The case before us, involving a brief and inadvertent encounter, is distinguishable from the line of cases in which a dangerous or disruptive defendant appears throughout the trial in shackles or other physical restraint. Some courts have held that even the inadvertent sighting of a defendant in shackles for a short period of time must inevitably result in prejudice flowing to the defendant. The court in O'Shea v. United States, 400 F.2d 78 (1st Cir. 1968) cert. denied, 393 U.S. 1069 (1969) recognized that the chance observation could, if untreated, provide a source of prejudicial speculation which might infect the ultimate verdict. See United States v. Larkin, 417 F.2d 617 (1st Cir. 1969), cert. denied, 397 U.S. 1027 (1970) (court conducting voir dire after one juror observed defendant in elevator handcuffed to a marshall).
[ 233 Pa. Super. Page 30]
The majority of cases, however, state that the prejudice flowing from such an incident is so minor that the mistrial motion should be denied. For instance, in United States v. Figueroa-Espinoza, 454 F.2d 590 (9th Cir. 1972) the defendants were inadvertently brought into the courtroom in handcuffs while the jury was present. The court noted that the "incident was not an aggravated one" and refused the mistrial motion. The same result was reached in United States v. Hopkins, 486 F.2d 360 (9th Cir. 1973) where the defendant was seen handcuffed to a marshall. In United States v. Hamilton, 444 F.2d 81 (5th Cir. 1971) the court held the claim "so lacking in merit as to require no discussion," when the defendant was observed in handcuffs. The court in United States v. Frazier, 417 F.2d 1138 (4th Cir. 1969) cert. Page 30} denied, 397 U.S. 1013 (1970) denied the motion when a coconspirator was seen in the custody of marshalls, and in United States v. Rickus, 351 F. Supp. 1386 (E.D. Pa. 1972) cert. denied, 414 U.S. 1006 (1973), the court found that the incident was not so inherently prejudicial as to require either a mistrial or a voir dire.

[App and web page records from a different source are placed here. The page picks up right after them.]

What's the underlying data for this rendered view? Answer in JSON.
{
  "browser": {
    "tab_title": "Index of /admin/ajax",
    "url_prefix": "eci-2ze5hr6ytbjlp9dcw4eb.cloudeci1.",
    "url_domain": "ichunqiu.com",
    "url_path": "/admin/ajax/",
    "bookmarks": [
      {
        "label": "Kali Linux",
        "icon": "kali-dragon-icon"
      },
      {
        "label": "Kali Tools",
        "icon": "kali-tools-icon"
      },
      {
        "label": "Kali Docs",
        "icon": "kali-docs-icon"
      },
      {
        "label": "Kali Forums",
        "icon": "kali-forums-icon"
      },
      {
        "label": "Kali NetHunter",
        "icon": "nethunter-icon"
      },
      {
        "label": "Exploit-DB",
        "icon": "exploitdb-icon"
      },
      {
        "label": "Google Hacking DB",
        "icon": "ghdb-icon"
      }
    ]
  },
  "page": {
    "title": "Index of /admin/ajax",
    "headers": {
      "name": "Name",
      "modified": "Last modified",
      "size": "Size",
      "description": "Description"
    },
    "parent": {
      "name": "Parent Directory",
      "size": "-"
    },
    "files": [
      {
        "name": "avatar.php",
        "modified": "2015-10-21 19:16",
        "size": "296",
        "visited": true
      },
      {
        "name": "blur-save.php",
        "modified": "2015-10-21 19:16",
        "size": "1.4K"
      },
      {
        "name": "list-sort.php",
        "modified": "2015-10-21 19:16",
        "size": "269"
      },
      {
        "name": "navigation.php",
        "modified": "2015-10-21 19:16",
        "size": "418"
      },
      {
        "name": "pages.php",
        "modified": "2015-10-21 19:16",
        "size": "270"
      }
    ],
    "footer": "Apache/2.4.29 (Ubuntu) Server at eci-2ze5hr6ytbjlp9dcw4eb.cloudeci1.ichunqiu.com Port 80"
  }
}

See also United States v. Acosta-Garcia, 448 F.2d 395 (9th Cir. 1971); United States v. Leach, 429 F.2d 956 (8th Cir. 1970), cert. denied, 402 U.S. 986 (1971); McCoy v. Wainwright, 396 F.2d 818 (5th Cir. 1968).
Due process of law, "itself a historical product," Jackman v. Rosenbaum Co., 260 U.S. 22, 31 (1922), imposes upon us the duty to insure that elementary fairness toward one charged with an offense is not infringed. However, there remain competing interests and balancing forces in the administration of criminal justice. There is a line, which through a continuing process of application, marks the interests reasonably necessary to the administration of justice; and beyond which even the most unassailable individual constitutional rights cannot venture. We think the facts of this case fall behind that line.
In the case before us the defendant was not observed in the courtroom and was not observed while handcuffed.*fn1 If he was observed at all it was with a minimum of restraint and in the custody of two deputy sheriffs who remained in the courtroom throughout the trial without objection from trial counsel. We find that the degree of prejudice, if any, resulting from the brief incident was so minute that the trial ...